A family from Syria will settle in northern New Jersey a week after Gov. Chris Christie told President Barack Obama that the state wouldn't accept any more Syrian refugees.
An interfaith group of Muslims, Christians and Jews said it is preparing an apartment in Paterson for a family of seven set to arrive next week, The Record reports.
Experts said states don't have the authority to stop refugees and New Jersey state agencies don't play a large role in resettling refugees, except for those that might need medical or financial assistance. New Jersey has accepted 75 Syrian refugees so far this year, according to data from the Refugee Processing Center.
Christie said in a letter to Obama that he was ordering state agencies not to assist in resettling any Syrian refugees because of terrorism concerns following the Paris attacks.
He said in a speech in Washington on Tuesday that he'd be willing to reconsider his stance on Syrian refugees if he can be convinced that it can be done safely.
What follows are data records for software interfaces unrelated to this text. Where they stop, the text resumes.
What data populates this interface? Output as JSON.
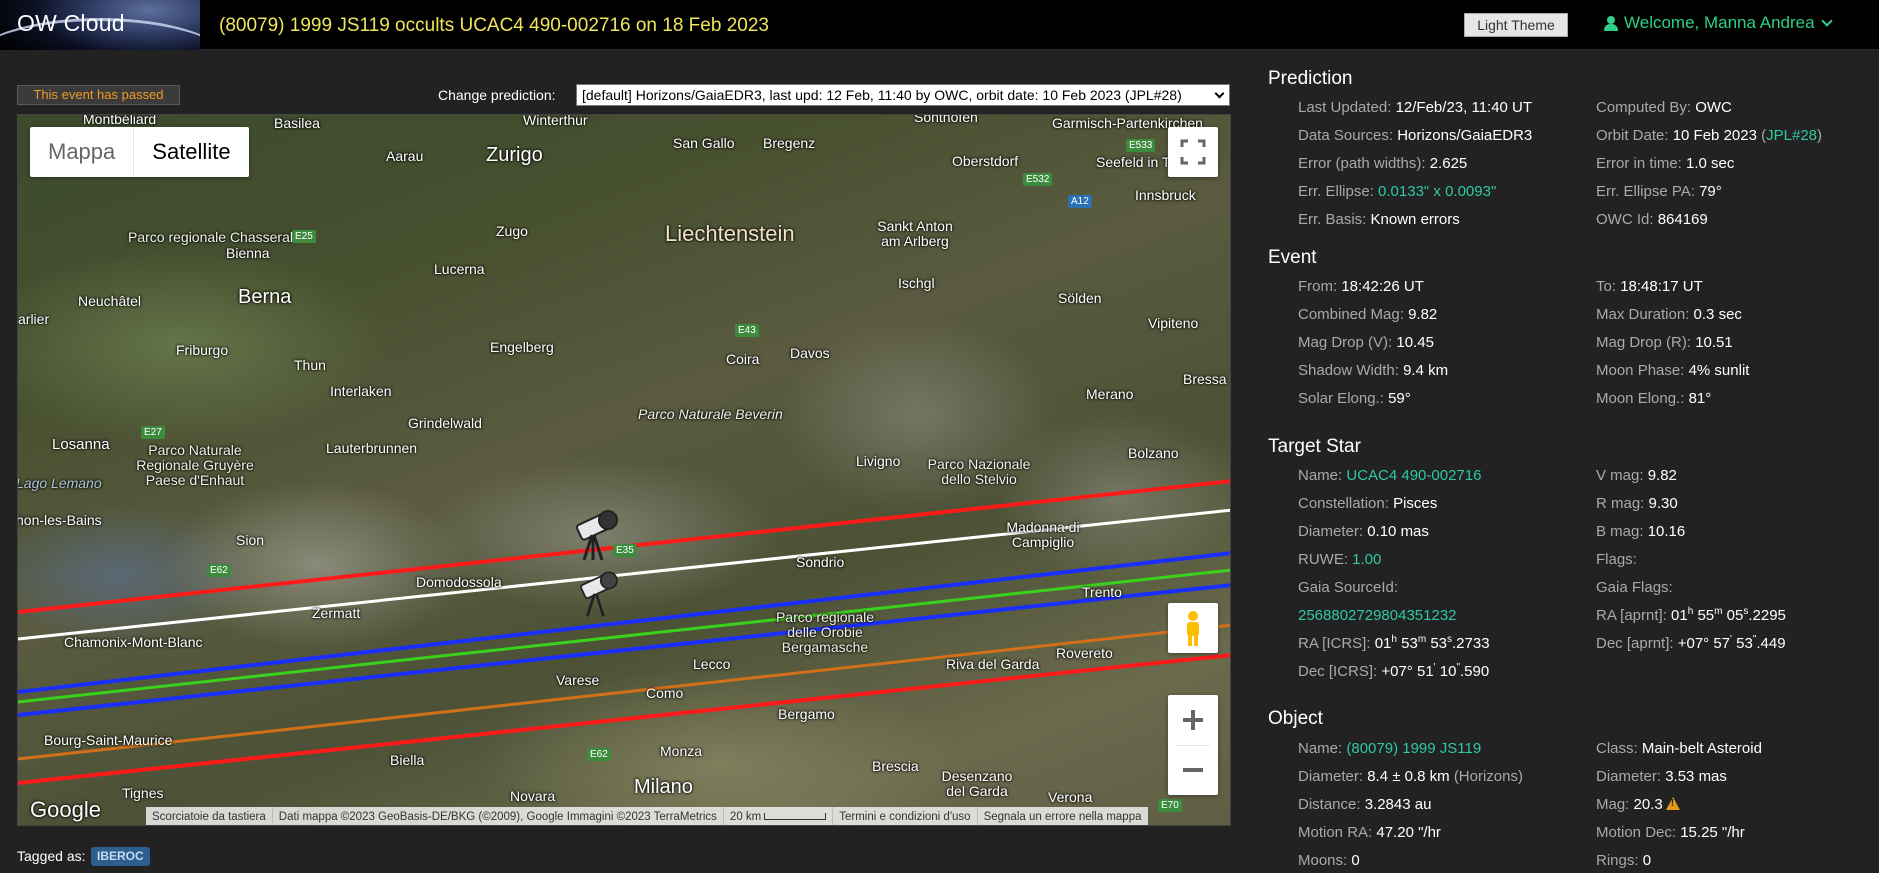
{
  "header": {
    "brand": "OW Cloud",
    "title": "(80079) 1999 JS119 occults UCAC4 490-002716 on 18 Feb 2023",
    "theme_button": "Light Theme",
    "welcome": "Welcome, Manna Andrea"
  },
  "status": {
    "passed": "This event has passed"
  },
  "prediction_selector": {
    "label": "Change prediction:",
    "selected": "[default] Horizons/GaiaEDR3, last upd: 12 Feb, 11:40 by OWC, orbit date: 10 Feb 2023 (JPL#28)"
  },
  "map": {
    "type_map": "Mappa",
    "type_satellite": "Satellite",
    "google": "Google",
    "attribution": {
      "shortcuts": "Scorciatoie da tastiera",
      "data": "Dati mappa ©2023 GeoBasis-DE/BKG (©2009), Google Immagini ©2023 TerraMetrics",
      "scale": "20 km",
      "terms": "Termini e condizioni d'uso",
      "report": "Segnala un errore nella mappa"
    },
    "labels": {
      "montbeliard": "Montbéliard",
      "basilea": "Basilea",
      "winterthur": "Winterthur",
      "sonthofen": "Sonthofen",
      "garmisch": "Garmisch-Partenkirchen",
      "aarau": "Aarau",
      "zurigo": "Zurigo",
      "sangallo": "San Gallo",
      "bregenz": "Bregenz",
      "oberstdorf": "Oberstdorf",
      "seefeld": "Seefeld in Tirol",
      "innsbruck": "Innsbruck",
      "parco_chasseral": "Parco regionale Chasseral",
      "bienna": "Bienna",
      "zugo": "Zugo",
      "liechtenstein": "Liechtenstein",
      "sanktanton": "Sankt Anton am Arlberg",
      "neuchatel": "Neuchâtel",
      "berna": "Berna",
      "lucerna": "Lucerna",
      "ischgl": "Ischgl",
      "solden": "Sölden",
      "arlier": "arlier",
      "vipiteno": "Vipiteno",
      "friburgo": "Friburgo",
      "engelberg": "Engelberg",
      "coira": "Coira",
      "davos": "Davos",
      "thun": "Thun",
      "interlaken": "Interlaken",
      "merano": "Merano",
      "bressa": "Bressa",
      "parco_beverin": "Parco Naturale Beverin",
      "grindelwald": "Grindelwald",
      "losanna": "Losanna",
      "parco_gruyere": "Parco Naturale Regionale Gruyère Paese d'Enhaut",
      "lauterbrunnen": "Lauterbrunnen",
      "livigno": "Livigno",
      "parco_stelvio": "Parco Nazionale dello Stelvio",
      "bolzano": "Bolzano",
      "lago_lemano": "Lago Lemano",
      "thonon": "hon-les-Bains",
      "sion": "Sion",
      "madonna": "Madonna di Campiglio",
      "domodossola": "Domodossola",
      "sondrio": "Sondrio",
      "zermatt": "Zermatt",
      "trento": "Trento",
      "chamonix": "Chamonix-Mont-Blanc",
      "parco_orobie": "Parco regionale delle Orobie Bergamasche",
      "lecco": "Lecco",
      "rivadelgarda": "Riva del Garda",
      "rovereto": "Rovereto",
      "varese": "Varese",
      "como": "Como",
      "bourg": "Bourg-Saint-Maurice",
      "bergamo": "Bergamo",
      "biella": "Biella",
      "monza": "Monza",
      "brescia": "Brescia",
      "desenzano": "Desenzano del Garda",
      "tignes": "Tignes",
      "novara": "Novara",
      "milano": "Milano",
      "verona": "Verona"
    },
    "roads": {
      "e533": "E533",
      "e532": "E532",
      "a12": "A12",
      "e25": "E25",
      "e43": "E43",
      "e27": "E27",
      "e35": "E35",
      "e62a": "E62",
      "e62b": "E62",
      "e70": "E70"
    }
  },
  "tags": {
    "label": "Tagged as:",
    "items": [
      "IBEROC"
    ]
  },
  "prediction": {
    "title": "Prediction",
    "last_updated_k": "Last Updated:",
    "last_updated_v": "12/Feb/23, 11:40 UT",
    "computed_by_k": "Computed By:",
    "computed_by_v": "OWC",
    "data_sources_k": "Data Sources:",
    "data_sources_v": "Horizons/GaiaEDR3",
    "orbit_date_k": "Orbit Date:",
    "orbit_date_v": "10 Feb 2023",
    "orbit_link": "JPL#28",
    "error_path_k": "Error (path widths):",
    "error_path_v": "2.625",
    "error_time_k": "Error in time:",
    "error_time_v": "1.0 sec",
    "err_ellipse_k": "Err. Ellipse:",
    "err_ellipse_v": "0.0133\" x 0.0093\"",
    "err_ellipse_pa_k": "Err. Ellipse PA:",
    "err_ellipse_pa_v": "79°",
    "err_basis_k": "Err. Basis:",
    "err_basis_v": "Known errors",
    "owc_id_k": "OWC Id:",
    "owc_id_v": "864169"
  },
  "event": {
    "title": "Event",
    "from_k": "From:",
    "from_v": "18:42:26 UT",
    "to_k": "To:",
    "to_v": "18:48:17 UT",
    "combined_mag_k": "Combined Mag:",
    "combined_mag_v": "9.82",
    "max_duration_k": "Max Duration:",
    "max_duration_v": "0.3 sec",
    "mag_drop_v_k": "Mag Drop (V):",
    "mag_drop_v_v": "10.45",
    "mag_drop_r_k": "Mag Drop (R):",
    "mag_drop_r_v": "10.51",
    "shadow_width_k": "Shadow Width:",
    "shadow_width_v": "9.4 km",
    "moon_phase_k": "Moon Phase:",
    "moon_phase_v": "4%",
    "moon_phase_suffix": "sunlit",
    "solar_elong_k": "Solar Elong.:",
    "solar_elong_v": "59°",
    "moon_elong_k": "Moon Elong.:",
    "moon_elong_v": "81°"
  },
  "target_star": {
    "title": "Target Star",
    "name_k": "Name:",
    "name_v": "UCAC4 490-002716",
    "vmag_k": "V mag:",
    "vmag_v": "9.82",
    "constellation_k": "Constellation:",
    "constellation_v": "Pisces",
    "rmag_k": "R mag:",
    "rmag_v": "9.30",
    "diameter_k": "Diameter:",
    "diameter_v": "0.10 mas",
    "bmag_k": "B mag:",
    "bmag_v": "10.16",
    "ruwe_k": "RUWE:",
    "ruwe_v": "1.00",
    "flags_k": "Flags:",
    "gaia_sourceid_k": "Gaia SourceId:",
    "gaia_sourceid_v": "2568802729804351232",
    "gaia_flags_k": "Gaia Flags:",
    "ra_aprnt_k": "RA [aprnt]:",
    "ra_aprnt": {
      "h": "01",
      "m": "55",
      "s": "05",
      "frac": ".2295"
    },
    "ra_icrs_k": "RA [ICRS]:",
    "ra_icrs": {
      "h": "01",
      "m": "53",
      "s": "53",
      "frac": ".2733"
    },
    "dec_aprnt_k": "Dec [aprnt]:",
    "dec_aprnt": {
      "deg": "+07°",
      "am": "57",
      "as": "53",
      "frac": ".449"
    },
    "dec_icrs_k": "Dec [ICRS]:",
    "dec_icrs": {
      "deg": "+07°",
      "am": "51",
      "as": "10",
      "frac": ".590"
    }
  },
  "object": {
    "title": "Object",
    "name_k": "Name:",
    "name_v": "(80079) 1999 JS119",
    "class_k": "Class:",
    "class_v": "Main-belt Asteroid",
    "diameter_k": "Diameter:",
    "diameter_v": "8.4 ± 0.8 km",
    "diameter_src": "(Horizons)",
    "diameter_mas_k": "Diameter:",
    "diameter_mas_v": "3.53 mas",
    "distance_k": "Distance:",
    "distance_v": "3.2843 au",
    "mag_k": "Mag:",
    "mag_v": "20.3",
    "motion_ra_k": "Motion RA:",
    "motion_ra_v": "47.20 \"/hr",
    "motion_dec_k": "Motion Dec:",
    "motion_dec_v": "15.25 \"/hr",
    "moons_k": "Moons:",
    "moons_v": "0",
    "rings_k": "Rings:",
    "rings_v": "0"
  }
}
"When the FBI director tells me he can do it, then I'll reconsider," he said. "But not until then."
Christie is just one of a long list of governors across the U.S. to take the position in the aftermath of the attacks, which have stoked new fears about the potential risk caused by the flood of migrants trying to escape from Syria's brutal civil war.
"We have people in the political world with big pulpits saying terrible things about these families," Seth Kaper-Dale, pastor of the Highland Park Reformed Church, told The Record. "That's a sin, when someone is down and you beat them again."
Associated Press writer Jill Colvin, in Washington, contributed to this story.